Research suggests how many burgers are safe for climate
Eating no more than the equivalent of two burgers per week will contribute to the fight against climate change, new research conducted by several high-profile climate organizations and published on Wednesday has found.
The State of Climate Action 2022 report assesses global progress on 40 indicators which are believed to be particularly important for keeping the Paris Agreement’s 2030 climate targets “within reach.” One of the factors is formulated as “Reduce daily per capita ruminant meat consumption to 79 kilocalories across high-consuming regions.”
According to the paper, “shifting to healthier, more sustainable diets” must accelerate five-fold, with meat consumption reducing “to roughly two burgers per week across the Americas, Europe, and Oceania.”
Animal agriculture is widely believed to contribute to global warming because of the emissions of livestock, destruction of habitats, and greenhouse gas generation.
The 2015 Paris Agreement, signed by almost 200 countries, requires the countries to halve their emissions by 2030 in order to limit global warming to 1.5°C and thus reduce the effects of climate change.
The report noted that between 2015 and 2019, the consumption of beef, lamb, and goat meat across “high-consuming regions” had reduced by 1.5%, reaching 91 kilocalories per capita per day in 2019. However, the speed of decline is far too slow to hit the 2030 target, the paper says.
To avoid the “increasingly dangerous, and in some cases, irreversible climate impacts,” the process of phasing out coal, according to the report, should also accelerate six-fold, while decreases in annual deforestation rates should occur 2.5 times faster, and expanding public transportation should be six times quicker.
Investments in global climate financing “need to grow over 10 times faster,” the report said, by approximately $460 billion every year this decade.
Among the encouraging signs, the report listed the rise in use of zero-carbon power sources and the speedy transition to electric vehicles.
According to Andrew Steer, the head of Bezos Earth Fund, which took part in research along with the World Resources Institute and Climate Action Tracker, the report should evoke two emotions:
“First, a sense of shame and anger that we are failing to live up to our commitments to act.

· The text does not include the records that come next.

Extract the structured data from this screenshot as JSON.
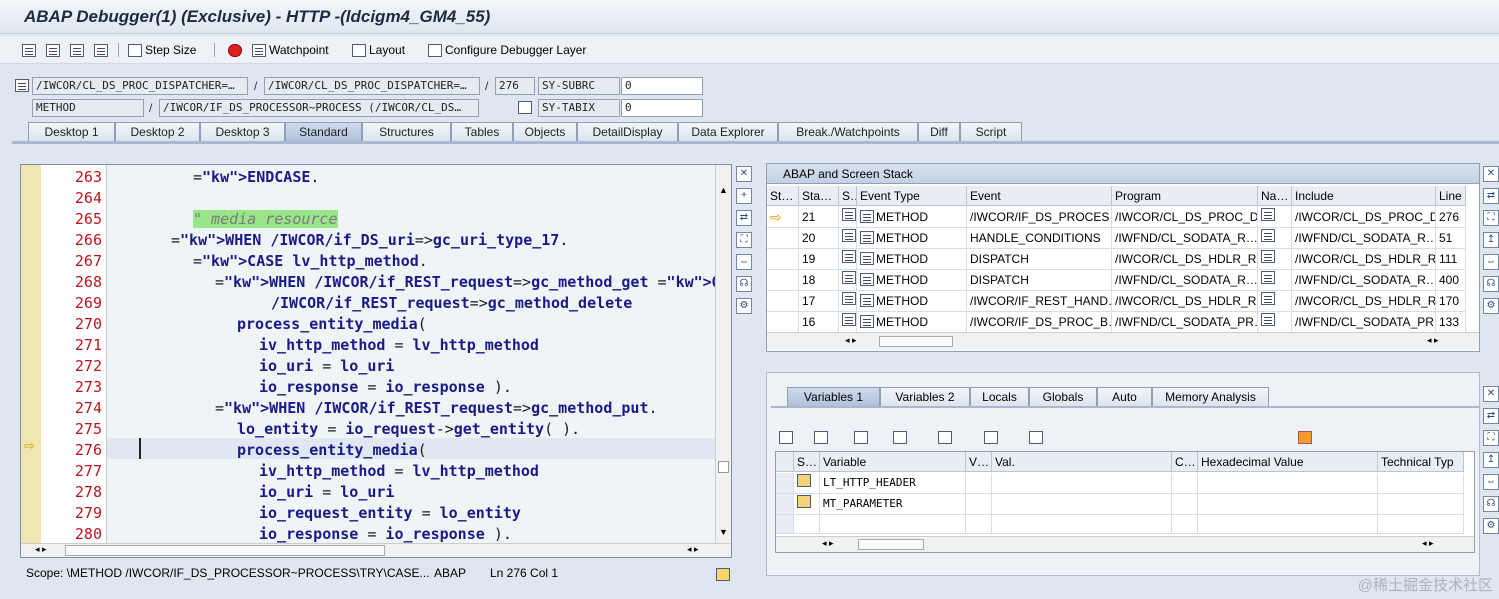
{
  "window": {
    "title": "ABAP Debugger(1)  (Exclusive) - HTTP -(ldcigm4_GM4_55)"
  },
  "toolbar": {
    "step_size": "Step Size",
    "watchpoint": "Watchpoint",
    "layout": "Layout",
    "configure_layer": "Configure Debugger Layer"
  },
  "context": {
    "program1": "/IWCOR/CL_DS_PROC_DISPATCHER=…",
    "program2": "/IWCOR/CL_DS_PROC_DISPATCHER=…",
    "line": "276",
    "sy1_name": "SY-SUBRC",
    "sy1_value": "0",
    "event_type": "METHOD",
    "event_name": "/IWCOR/IF_DS_PROCESSOR~PROCESS (/IWCOR/CL_DS…",
    "sy2_name": "SY-TABIX",
    "sy2_value": "0"
  },
  "tabs": [
    "Desktop 1",
    "Desktop 2",
    "Desktop 3",
    "Standard",
    "Structures",
    "Tables",
    "Objects",
    "DetailDisplay",
    "Data Explorer",
    "Break./Watchpoints",
    "Diff",
    "Script"
  ],
  "editor": {
    "line_numbers": [
      "263",
      "264",
      "265",
      "266",
      "267",
      "268",
      "269",
      "270",
      "271",
      "272",
      "273",
      "274",
      "275",
      "276",
      "277",
      "278",
      "279",
      "280"
    ],
    "current_line": "276",
    "scope": "Scope: \\METHOD /IWCOR/IF_DS_PROCESSOR~PROCESS\\TRY\\CASE...",
    "language": "ABAP",
    "position": "Ln 276 Col   1",
    "lines": [
      [
        "ENDCASE."
      ],
      [
        ""
      ],
      [
        "\" media resource"
      ],
      [
        "WHEN /IWCOR/if_DS_uri=>gc_uri_type_17."
      ],
      [
        "CASE lv_http_method."
      ],
      [
        "WHEN /IWCOR/if_REST_request=>gc_method_get OR"
      ],
      [
        "/IWCOR/if_REST_request=>gc_method_delete"
      ],
      [
        "process_entity_media("
      ],
      [
        "iv_http_method = lv_http_method"
      ],
      [
        "io_uri = lo_uri"
      ],
      [
        "io_response = io_response )."
      ],
      [
        "WHEN /IWCOR/if_REST_request=>gc_method_put."
      ],
      [
        "lo_entity = io_request->get_entity( )."
      ],
      [
        "process_entity_media("
      ],
      [
        "iv_http_method = lv_http_method"
      ],
      [
        "io_uri = lo_uri"
      ],
      [
        "io_request_entity = lo_entity"
      ],
      [
        "io_response = io_response )."
      ]
    ]
  },
  "stack": {
    "title": "ABAP and Screen Stack",
    "columns": [
      "St…",
      "Sta…",
      "S…",
      "Event Type",
      "Event",
      "Program",
      "Na…",
      "Include",
      "Line"
    ],
    "rows": [
      {
        "current": true,
        "level": "21",
        "type": "METHOD",
        "event": "/IWCOR/IF_DS_PROCES…",
        "program": "/IWCOR/CL_DS_PROC_D…",
        "include": "/IWCOR/CL_DS_PROC_D…",
        "line": "276"
      },
      {
        "current": false,
        "level": "20",
        "type": "METHOD",
        "event": "HANDLE_CONDITIONS",
        "program": "/IWFND/CL_SODATA_R…",
        "include": "/IWFND/CL_SODATA_R…",
        "line": "51"
      },
      {
        "current": false,
        "level": "19",
        "type": "METHOD",
        "event": "DISPATCH",
        "program": "/IWCOR/CL_DS_HDLR_R…",
        "include": "/IWCOR/CL_DS_HDLR_R…",
        "line": "111"
      },
      {
        "current": false,
        "level": "18",
        "type": "METHOD",
        "event": "DISPATCH",
        "program": "/IWFND/CL_SODATA_R…",
        "include": "/IWFND/CL_SODATA_R…",
        "line": "400"
      },
      {
        "current": false,
        "level": "17",
        "type": "METHOD",
        "event": "/IWCOR/IF_REST_HAND…",
        "program": "/IWCOR/CL_DS_HDLR_R…",
        "include": "/IWCOR/CL_DS_HDLR_R…",
        "line": "170"
      },
      {
        "current": false,
        "level": "16",
        "type": "METHOD",
        "event": "/IWCOR/IF_DS_PROC_B…",
        "program": "/IWFND/CL_SODATA_PR…",
        "include": "/IWFND/CL_SODATA_PR…",
        "line": "133"
      }
    ]
  },
  "vartabs": [
    "Variables 1",
    "Variables 2",
    "Locals",
    "Globals",
    "Auto",
    "Memory Analysis"
  ],
  "vars": {
    "columns": [
      "S…",
      "Variable",
      "V…",
      "Val.",
      "C…",
      "Hexadecimal Value",
      "Technical Typ"
    ],
    "rows": [
      {
        "name": "LT_HTTP_HEADER"
      },
      {
        "name": "MT_PARAMETER"
      },
      {
        "name": ""
      }
    ]
  },
  "watermark": "@稀土掘金技术社区"
}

Second, a sense of hope and possibility that real change is within grasp and can lead to a healthier economy, healthier citizens, and a healthier society.”
The authors of the report believe that it will be “an invaluable handbook” for the United Nations Climate Change Conference, which will be held in November in Egypt, as well as for governments, civil society, and companies.